Jordaens' importance can also be seen by his number of pupils; the Guild of St. Luke records fifteen official pupils from 1621 to 1667, but six others were recorded as pupils in court documents and not the Guild records, so it is probable that he had more students than officially recorded. Among them were his cousin and his son Jacob. Like Rubens and other artists at that time, Jordaens' studio relied on his assistants and pupils in the production of his paintings. Not many of these pupils went on to fame themselves,however a position in Jordaens's studio was highly desirable for young artists from across Europe. Related Paintings of Jacob Jordaens :. | The Four Evangelists | The King Drinks Celebration of the Feast of the Epiphany | The Artist and His Family in a Garden | A Satyr | The Family of the Artist |

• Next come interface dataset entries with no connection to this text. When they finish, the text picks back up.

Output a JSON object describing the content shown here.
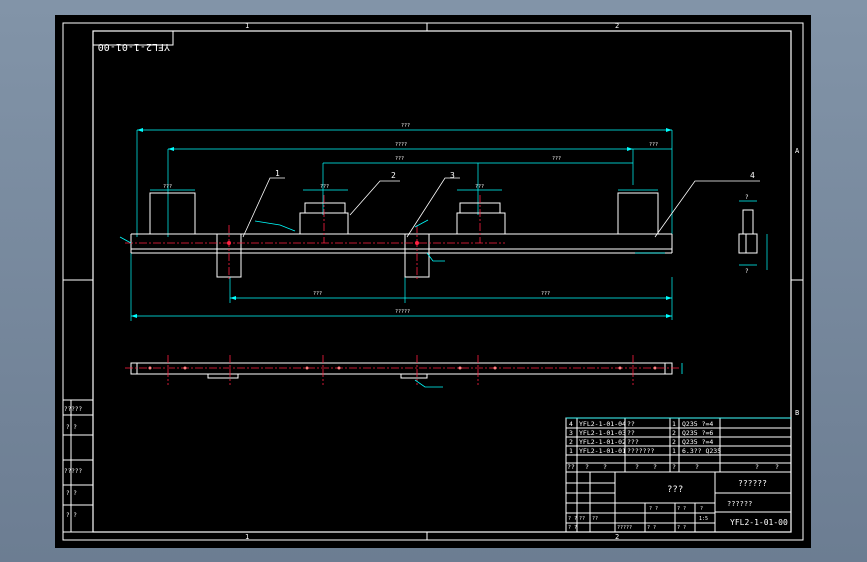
{
  "drawing": {
    "title_mirrored": "YFL2-1-01-00",
    "zone_numbers": {
      "col1": "1",
      "col2": "2",
      "rowA": "A",
      "rowB": "B"
    },
    "dimensions": {
      "overall_length": "???",
      "span_upper": "????",
      "seg1": "???",
      "seg2": "???",
      "right_end": "???",
      "left_lower": "???",
      "right_lower": "???",
      "bottom_total": "?????",
      "small_left": "???",
      "small_mid": "???",
      "small_right": "???"
    },
    "balloons": [
      "1",
      "2",
      "3",
      "4"
    ],
    "side_block_labels": [
      "?",
      "?"
    ]
  },
  "left_margin": {
    "labels": [
      "?????",
      "?  ?",
      "?????",
      "?  ?",
      "?  ?"
    ]
  },
  "parts_list": {
    "rows": [
      {
        "no": "4",
        "code": "YFL2-1-01-04",
        "name": "??",
        "qty": "1",
        "material": "Q235  ?=4"
      },
      {
        "no": "3",
        "code": "YFL2-1-01-03",
        "name": "??",
        "qty": "2",
        "material": "Q235  ?=6"
      },
      {
        "no": "2",
        "code": "YFL2-1-01-02",
        "name": "???",
        "qty": "2",
        "material": "Q235  ?=4"
      },
      {
        "no": "1",
        "code": "YFL2-1-01-01",
        "name": "???????",
        "qty": "1",
        "material": "6.3??  Q235"
      }
    ],
    "header": [
      "??",
      "?",
      "?",
      "?",
      "?",
      "?",
      "?",
      "?",
      "?"
    ]
  },
  "title_block": {
    "part_name": "???",
    "company": "??????",
    "sub_company": "??????",
    "drawing_number": "YFL2-1-01-00",
    "scale_cells": [
      "? ?",
      "? ?",
      "?"
    ],
    "small_cells": [
      "? ?",
      "??",
      "??",
      "? ?",
      "?????",
      "? ?",
      "? ?",
      "1:5"
    ]
  }
}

Related Artists:DeScott Evans
born David Scott Evans (March 28, 1847-July 4, 1898) was an American artist who worked in Indiana, Ohio and New York. He was known for portraits, still lifes, landscapes and other genres.
Born in Boston, Indiana to David S. and Nancy A. (Davenport) Evans. His father was a physician. Evans changed his signature to D. Scott Evans and later to De Scott Evans. He also signed paintings with the names David Scott, S. S. David, and Stanley S. David. He attended Miami University's preparatory school in the 1860s, studying with professor Adrian Beaugureau at Miami and later in Cincinnati. Evans married Alice Josephine Burk in 1872. They had two biological daughters, Mabel and Nancy, and an adopted daughter, Laura.
In 1873, he became head of the art department at Mount Union College and after several terms there, he moved to Cleveland to teach and to paint. From Cleveland, he moved to New York. He died along with 500 other passengers and crew, including his three daughters when the French steamer La Bourgogne was rammed by a sailing ship in July 1898. His wife was not on board and later remarried.
Though he died at sea, there is a cenotaph for Evans and his daughters in the Oxford Cemetery in Oxford, Ohio.
Charles van den Daele
painted A happy family in 1852Peter Johannes Brandl
Petr Brandl (Peter Johannes Brandl or Jan Petr Brandl) (October 24, 1668 - September 24, 1735) was a painter of the late Baroque, famous in his time but - due to isolation behind the Iron Curtain - rather forgotten until recently. He was of German-speaking Austrian descent in the bilingual kingdom of Bohemia. His mother was from Czech peasant family, that lived in Přestanice (a village in Bohemia, now part of Hlavnovice). According to the Grove Dictionary of Art and other sources, Brandl was born into a craftsmanes family (his father seems to have been a goldsmith) and apprenticed around 1683 - 1688 to Kristien Schröder (1655 - 1702).
Brandl employed strong chiaroscuro, areas of heavy impasto and very plastic as well as dramatic figures. The major art museum in Prague, called the National Gallery, has an entire hall devoted to the artist's works, including the wonderful "Bust of an Apostle" from some time before 1725.